Entries from a dataset of interfaces:
__________________________________________________
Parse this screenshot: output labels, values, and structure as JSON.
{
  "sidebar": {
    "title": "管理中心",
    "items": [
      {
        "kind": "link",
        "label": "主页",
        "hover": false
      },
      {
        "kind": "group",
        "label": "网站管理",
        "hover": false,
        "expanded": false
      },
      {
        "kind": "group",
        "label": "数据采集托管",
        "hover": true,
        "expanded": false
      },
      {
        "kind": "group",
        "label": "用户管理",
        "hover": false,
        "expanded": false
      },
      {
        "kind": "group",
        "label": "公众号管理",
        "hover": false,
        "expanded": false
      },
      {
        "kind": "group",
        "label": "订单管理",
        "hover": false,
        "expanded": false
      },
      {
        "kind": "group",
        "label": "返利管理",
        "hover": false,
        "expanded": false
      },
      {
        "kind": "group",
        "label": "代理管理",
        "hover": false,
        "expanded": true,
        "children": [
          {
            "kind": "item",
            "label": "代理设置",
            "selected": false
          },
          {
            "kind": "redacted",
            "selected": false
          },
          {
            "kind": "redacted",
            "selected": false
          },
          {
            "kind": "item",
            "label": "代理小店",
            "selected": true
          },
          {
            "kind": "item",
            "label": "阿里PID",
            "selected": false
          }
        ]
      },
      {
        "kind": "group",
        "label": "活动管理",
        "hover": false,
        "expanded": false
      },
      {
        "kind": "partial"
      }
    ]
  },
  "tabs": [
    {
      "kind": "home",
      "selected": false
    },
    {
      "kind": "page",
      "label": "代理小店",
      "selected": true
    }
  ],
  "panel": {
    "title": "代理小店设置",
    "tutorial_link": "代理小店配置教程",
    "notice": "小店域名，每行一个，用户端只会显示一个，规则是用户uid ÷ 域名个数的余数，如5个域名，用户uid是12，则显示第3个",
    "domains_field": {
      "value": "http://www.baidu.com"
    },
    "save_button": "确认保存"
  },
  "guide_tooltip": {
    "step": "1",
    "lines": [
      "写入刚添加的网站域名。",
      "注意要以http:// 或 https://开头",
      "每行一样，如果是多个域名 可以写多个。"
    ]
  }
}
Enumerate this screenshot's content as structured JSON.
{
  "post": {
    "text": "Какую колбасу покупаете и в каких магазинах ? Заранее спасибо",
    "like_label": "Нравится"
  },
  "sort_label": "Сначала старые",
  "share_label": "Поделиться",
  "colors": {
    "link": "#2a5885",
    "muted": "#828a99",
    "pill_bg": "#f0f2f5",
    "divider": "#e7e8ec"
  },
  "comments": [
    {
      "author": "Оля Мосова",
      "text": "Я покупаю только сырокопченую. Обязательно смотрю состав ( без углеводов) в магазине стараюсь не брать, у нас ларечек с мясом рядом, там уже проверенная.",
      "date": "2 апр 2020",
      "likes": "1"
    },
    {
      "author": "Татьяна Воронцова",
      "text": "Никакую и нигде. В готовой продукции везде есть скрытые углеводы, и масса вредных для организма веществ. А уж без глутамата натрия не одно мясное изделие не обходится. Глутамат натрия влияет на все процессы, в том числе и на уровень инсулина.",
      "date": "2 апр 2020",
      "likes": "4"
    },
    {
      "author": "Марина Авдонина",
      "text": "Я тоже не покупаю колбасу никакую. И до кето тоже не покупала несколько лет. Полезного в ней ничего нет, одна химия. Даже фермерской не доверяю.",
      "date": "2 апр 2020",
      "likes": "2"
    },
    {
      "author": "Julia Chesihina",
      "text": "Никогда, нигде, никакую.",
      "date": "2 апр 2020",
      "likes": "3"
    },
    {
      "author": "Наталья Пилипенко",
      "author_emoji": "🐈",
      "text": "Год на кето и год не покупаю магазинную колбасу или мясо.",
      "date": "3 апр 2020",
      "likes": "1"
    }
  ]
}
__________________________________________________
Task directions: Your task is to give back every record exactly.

Written response:
Parse this screenshot: output labels, values, and structure as JSON.
{
  "sidebar": {
    "title": "管理中心",
    "items": [
      {
        "kind": "link",
        "label": "主页",
        "hover": false
      },
      {
        "kind": "group",
        "label": "网站管理",
        "hover": false,
        "expanded": false
      },
      {
        "kind": "group",
        "label": "数据采集托管",
        "hover": true,
        "expanded": false
      },
      {
        "kind": "group",
        "label": "用户管理",
        "hover": false,
        "expanded": false
      },
      {
        "kind": "group",
        "label": "公众号管理",
        "hover": false,
        "expanded": false
      },
      {
        "kind": "group",
        "label": "订单管理",
        "hover": false,
        "expanded": false
      },
      {
        "kind": "group",
        "label": "返利管理",
        "hover": false,
        "expanded": false
      },
      {
        "kind": "group",
        "label": "代理管理",
        "hover": false,
        "expanded": true,
        "children": [
          {
            "kind": "item",
            "label": "代理设置",
            "selected": false
          },
          {
            "kind": "redacted",
            "selected": false
          },
          {
            "kind": "redacted",
            "selected": false
          },
          {
            "kind": "item",
            "label": "代理小店",
            "selected": true
          },
          {
            "kind": "item",
            "label": "阿里PID",
            "selected": false
          }
        ]
      },
      {
        "kind": "group",
        "label": "活动管理",
        "hover": false,
        "expanded": false
      },
      {
        "kind": "partial"
      }
    ]
  },
  "tabs": [
    {
      "kind": "home",
      "selected": false
    },
    {
      "kind": "page",
      "label": "代理小店",
      "selected": true
    }
  ],
  "panel": {
    "title": "代理小店设置",
    "tutorial_link": "代理小店配置教程",
    "notice": "小店域名，每行一个，用户端只会显示一个，规则是用户uid ÷ 域名个数的余数，如5个域名，用户uid是12，则显示第3个",
    "domains_field": {
      "value": "http://www.baidu.com"
    },
    "save_button": "确认保存"
  },
  "guide_tooltip": {
    "step": "1",
    "lines": [
      "写入刚添加的网站域名。",
      "注意要以http:// 或 https://开头",
      "每行一样，如果是多个域名 可以写多个。"
    ]
  }
}
Enumerate this screenshot's content as structured JSON.
{
  "post": {
    "text": "Какую колбасу покупаете и в каких магазинах ? Заранее спасибо",
    "like_label": "Нравится"
  },
  "sort_label": "Сначала старые",
  "share_label": "Поделиться",
  "colors": {
    "link": "#2a5885",
    "muted": "#828a99",
    "pill_bg": "#f0f2f5",
    "divider": "#e7e8ec"
  },
  "comments": [
    {
      "author": "Оля Мосова",
      "text": "Я покупаю только сырокопченую. Обязательно смотрю состав ( без углеводов) в магазине стараюсь не брать, у нас ларечек с мясом рядом, там уже проверенная.",
      "date": "2 апр 2020",
      "likes": "1"
    },
    {
      "author": "Татьяна Воронцова",
      "text": "Никакую и нигде. В готовой продукции везде есть скрытые углеводы, и масса вредных для организма веществ. А уж без глутамата натрия не одно мясное изделие не обходится. Глутамат натрия влияет на все процессы, в том числе и на уровень инсулина.",
      "date": "2 апр 2020",
      "likes": "4"
    },
    {
      "author": "Марина Авдонина",
      "text": "Я тоже не покупаю колбасу никакую. И до кето тоже не покупала несколько лет. Полезного в ней ничего нет, одна химия. Даже фермерской не доверяю.",
      "date": "2 апр 2020",
      "likes": "2"
    },
    {
      "author": "Julia Chesihina",
      "text": "Никогда, нигде, никакую.",
      "date": "2 апр 2020",
      "likes": "3"
    },
    {
      "author": "Наталья Пилипенко",
      "author_emoji": "🐈",
      "text": "Год на кето и год не покупаю магазинную колбасу или мясо.",
      "date": "3 апр 2020",
      "likes": "1"
    }
  ]
}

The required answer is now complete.